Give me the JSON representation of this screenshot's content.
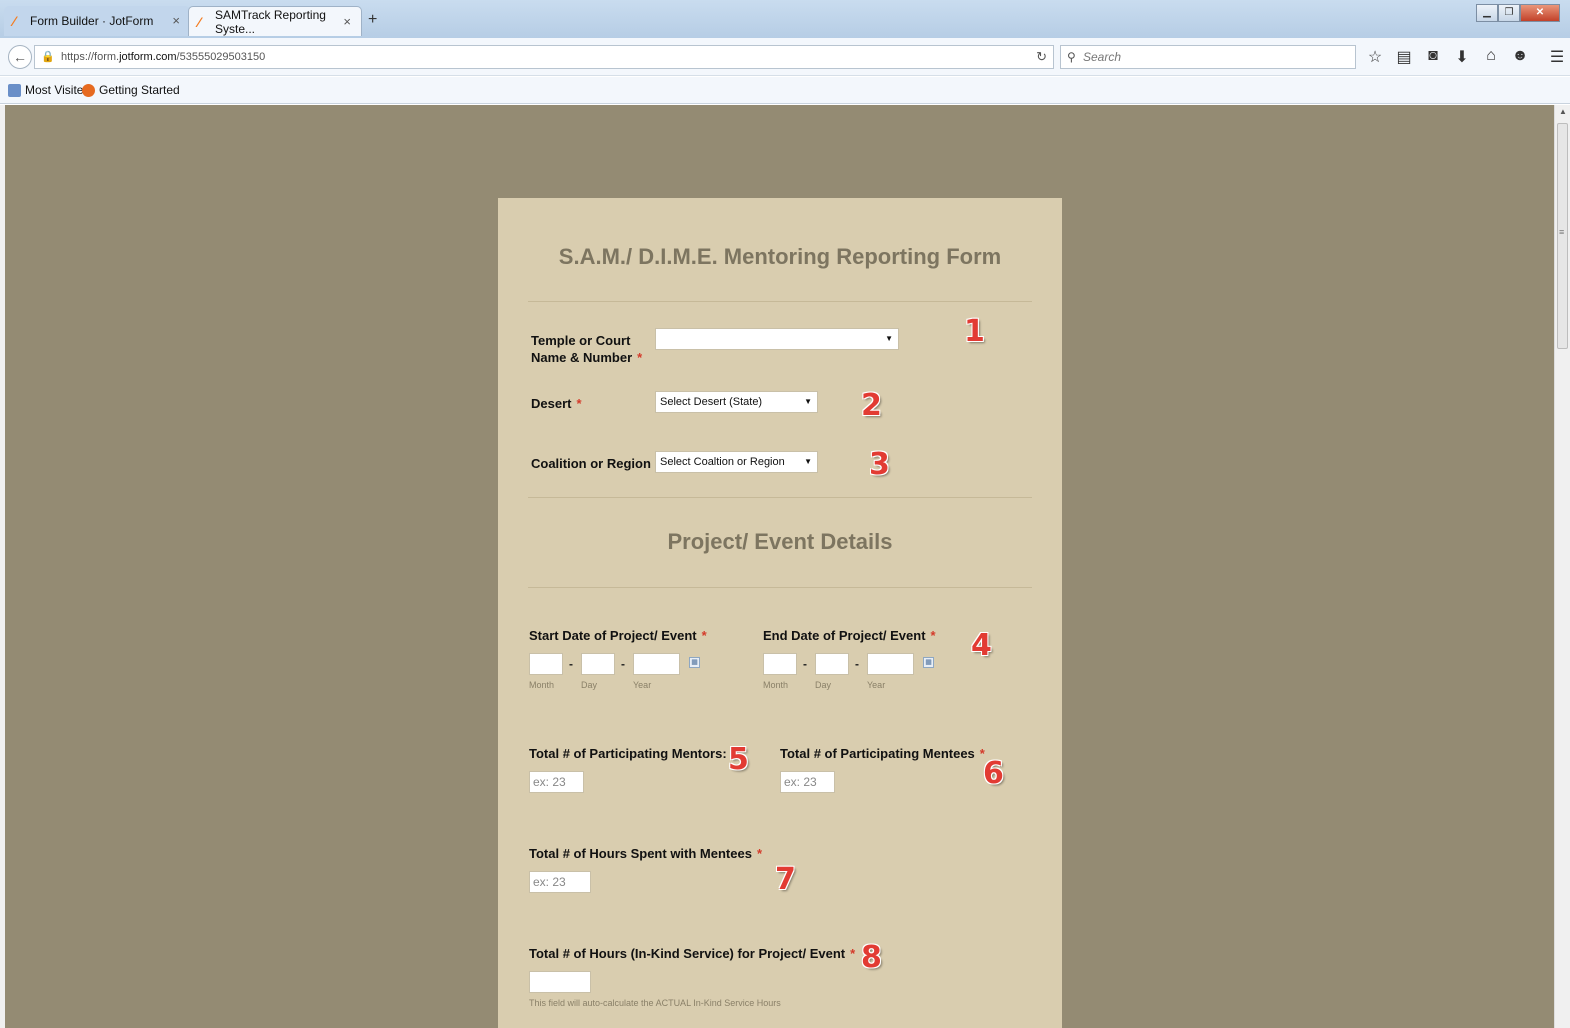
{
  "browser": {
    "tabs": [
      {
        "label": "Form Builder · JotForm",
        "active": false
      },
      {
        "label": "SAMTrack Reporting Syste...",
        "active": true
      }
    ],
    "url_prefix": "https://form.",
    "url_domain": "jotform.com",
    "url_path": "/53555029503150",
    "search_placeholder": "Search",
    "bookmarks": [
      "Most Visited",
      "Getting Started"
    ]
  },
  "form": {
    "title": "S.A.M./ D.I.M.E. Mentoring Reporting Form",
    "fields": {
      "temple_label_line1": "Temple or Court",
      "temple_label_line2": "Name & Number",
      "temple_value": "",
      "desert_label": "Desert",
      "desert_value": "Select Desert (State)",
      "coalition_label": "Coalition or Region",
      "coalition_value": "Select Coaltion or Region"
    },
    "section_title": "Project/ Event Details",
    "start_date_label": "Start Date of Project/ Event",
    "end_date_label": "End Date of Project/ Event",
    "date_sublabels": {
      "month": "Month",
      "day": "Day",
      "year": "Year"
    },
    "date_separator": "-",
    "mentors_label": "Total # of Participating Mentors:",
    "mentees_label": "Total # of Participating Mentees",
    "hours_label": "Total # of Hours Spent with Mentees",
    "inkind_label": "Total # of Hours (In-Kind Service) for Project/ Event",
    "inkind_help": "This field will auto-calculate the ACTUAL In-Kind Service Hours",
    "placeholder_number": "ex: 23",
    "required_mark": "*"
  },
  "annotations": [
    "1",
    "2",
    "3",
    "4",
    "5",
    "6",
    "7",
    "8"
  ],
  "colors": {
    "page_background": "#948b73",
    "form_background": "#d9cdaf",
    "title_color": "#7d7560",
    "required_color": "#d43a2a",
    "annotation_color": "#e23b33"
  }
}
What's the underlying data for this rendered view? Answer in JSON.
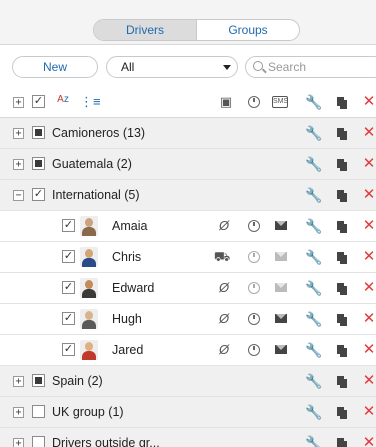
{
  "tabs": {
    "drivers": "Drivers",
    "groups": "Groups"
  },
  "toolbar": {
    "new_label": "New",
    "filter_value": "All",
    "search_placeholder": "Search"
  },
  "header": {
    "sort_icon": "A↓Z",
    "tree_icon": "tree-icon"
  },
  "groups": [
    {
      "label": "Camioneros (13)",
      "expanded": false,
      "check": "partial"
    },
    {
      "label": "Guatemala (2)",
      "expanded": false,
      "check": "partial"
    },
    {
      "label": "International (5)",
      "expanded": true,
      "check": "checked"
    },
    {
      "label": "Spain (2)",
      "expanded": false,
      "check": "partial"
    },
    {
      "label": "UK group (1)",
      "expanded": false,
      "check": "empty"
    },
    {
      "label": "Drivers outside gr...",
      "expanded": false,
      "check": "empty"
    }
  ],
  "drivers": [
    {
      "name": "Amaia",
      "status": "no-vehicle",
      "msg": "active"
    },
    {
      "name": "Chris",
      "status": "vehicle",
      "msg": "inactive"
    },
    {
      "name": "Edward",
      "status": "no-vehicle",
      "msg": "inactive"
    },
    {
      "name": "Hugh",
      "status": "no-vehicle",
      "msg": "active"
    },
    {
      "name": "Jared",
      "status": "no-vehicle",
      "msg": "active"
    }
  ],
  "colors": {
    "accent": "#1f6bb0",
    "delete": "#e23b3b",
    "group_bg": "#f0f0f0"
  }
}
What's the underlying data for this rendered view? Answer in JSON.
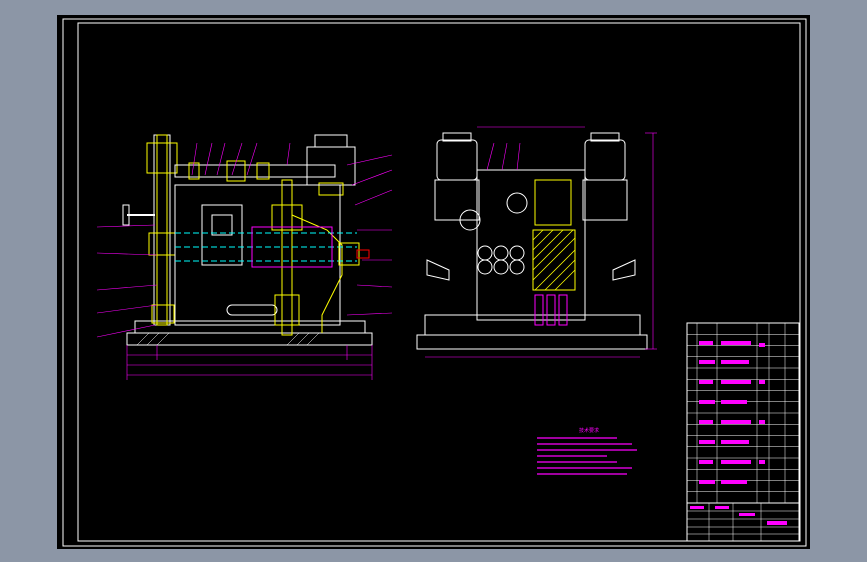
{
  "viewer": {
    "background": "#8c96a6",
    "canvas_color": "#000000"
  },
  "drawing": {
    "colors": {
      "frame": "#ffffff",
      "outline": "#ffffff",
      "body": "#ffff00",
      "leaders": "#ff00ff",
      "dimensions": "#ff00ff",
      "center_lines": "#00ffff",
      "notes": "#ff00ff",
      "title_block": "#ffffff"
    },
    "views": [
      "front-section-view",
      "side-section-view"
    ],
    "notes_heading": "技术要求",
    "title_block": {
      "parts_rows": 16
    }
  }
}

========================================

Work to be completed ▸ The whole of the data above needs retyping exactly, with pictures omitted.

Result for this task ▸
Give me the JSON representation of this screenshot's content.
{
  "browser": {
    "tabs": [
      {
        "label": "Form Builder · JotForm",
        "active": false
      },
      {
        "label": "SAMTrack Reporting Syste...",
        "active": true
      }
    ],
    "url_prefix": "https://form.",
    "url_domain": "jotform.com",
    "url_path": "/53555029503150",
    "search_placeholder": "Search",
    "bookmarks": [
      "Most Visited",
      "Getting Started"
    ]
  },
  "form": {
    "title": "S.A.M./ D.I.M.E. Mentoring Reporting Form",
    "fields": {
      "temple_label_line1": "Temple or Court",
      "temple_label_line2": "Name & Number",
      "temple_value": "",
      "desert_label": "Desert",
      "desert_value": "Select Desert (State)",
      "coalition_label": "Coalition or Region",
      "coalition_value": "Select Coaltion or Region"
    },
    "section_title": "Project/ Event Details",
    "start_date_label": "Start Date of Project/ Event",
    "end_date_label": "End Date of Project/ Event",
    "date_sublabels": {
      "month": "Month",
      "day": "Day",
      "year": "Year"
    },
    "date_separator": "-",
    "mentors_label": "Total # of Participating Mentors:",
    "mentees_label": "Total # of Participating Mentees",
    "hours_label": "Total # of Hours Spent with Mentees",
    "inkind_label": "Total # of Hours (In-Kind Service) for Project/ Event",
    "inkind_help": "This field will auto-calculate the ACTUAL In-Kind Service Hours",
    "placeholder_number": "ex: 23",
    "required_mark": "*"
  },
  "annotations": [
    "1",
    "2",
    "3",
    "4",
    "5",
    "6",
    "7",
    "8"
  ],
  "colors": {
    "page_background": "#948b73",
    "form_background": "#d9cdaf",
    "title_color": "#7d7560",
    "required_color": "#d43a2a",
    "annotation_color": "#e23b33"
  }
}
What's the underlying data for this rendered view? Answer in JSON.
{
  "tabs": {
    "drivers": "Drivers",
    "groups": "Groups"
  },
  "toolbar": {
    "new_label": "New",
    "filter_value": "All",
    "search_placeholder": "Search"
  },
  "header": {
    "sort_icon": "A↓Z",
    "tree_icon": "tree-icon"
  },
  "groups": [
    {
      "label": "Camioneros (13)",
      "expanded": false,
      "check": "partial"
    },
    {
      "label": "Guatemala (2)",
      "expanded": false,
      "check": "partial"
    },
    {
      "label": "International (5)",
      "expanded": true,
      "check": "checked"
    },
    {
      "label": "Spain (2)",
      "expanded": false,
      "check": "partial"
    },
    {
      "label": "UK group (1)",
      "expanded": false,
      "check": "empty"
    },
    {
      "label": "Drivers outside gr...",
      "expanded": false,
      "check": "empty"
    }
  ],
  "drivers": [
    {
      "name": "Amaia",
      "status": "no-vehicle",
      "msg": "active"
    },
    {
      "name": "Chris",
      "status": "vehicle",
      "msg": "inactive"
    },
    {
      "name": "Edward",
      "status": "no-vehicle",
      "msg": "inactive"
    },
    {
      "name": "Hugh",
      "status": "no-vehicle",
      "msg": "active"
    },
    {
      "name": "Jared",
      "status": "no-vehicle",
      "msg": "active"
    }
  ],
  "colors": {
    "accent": "#1f6bb0",
    "delete": "#e23b3b",
    "group_bg": "#f0f0f0"
  }
}
What's the underlying data for this rendered view? Answer in JSON.
{
  "viewer": {
    "background": "#8c96a6",
    "canvas_color": "#000000"
  },
  "drawing": {
    "colors": {
      "frame": "#ffffff",
      "outline": "#ffffff",
      "body": "#ffff00",
      "leaders": "#ff00ff",
      "dimensions": "#ff00ff",
      "center_lines": "#00ffff",
      "notes": "#ff00ff",
      "title_block": "#ffffff"
    },
    "views": [
      "front-section-view",
      "side-section-view"
    ],
    "notes_heading": "技术要求",
    "title_block": {
      "parts_rows": 16
    }
  }
}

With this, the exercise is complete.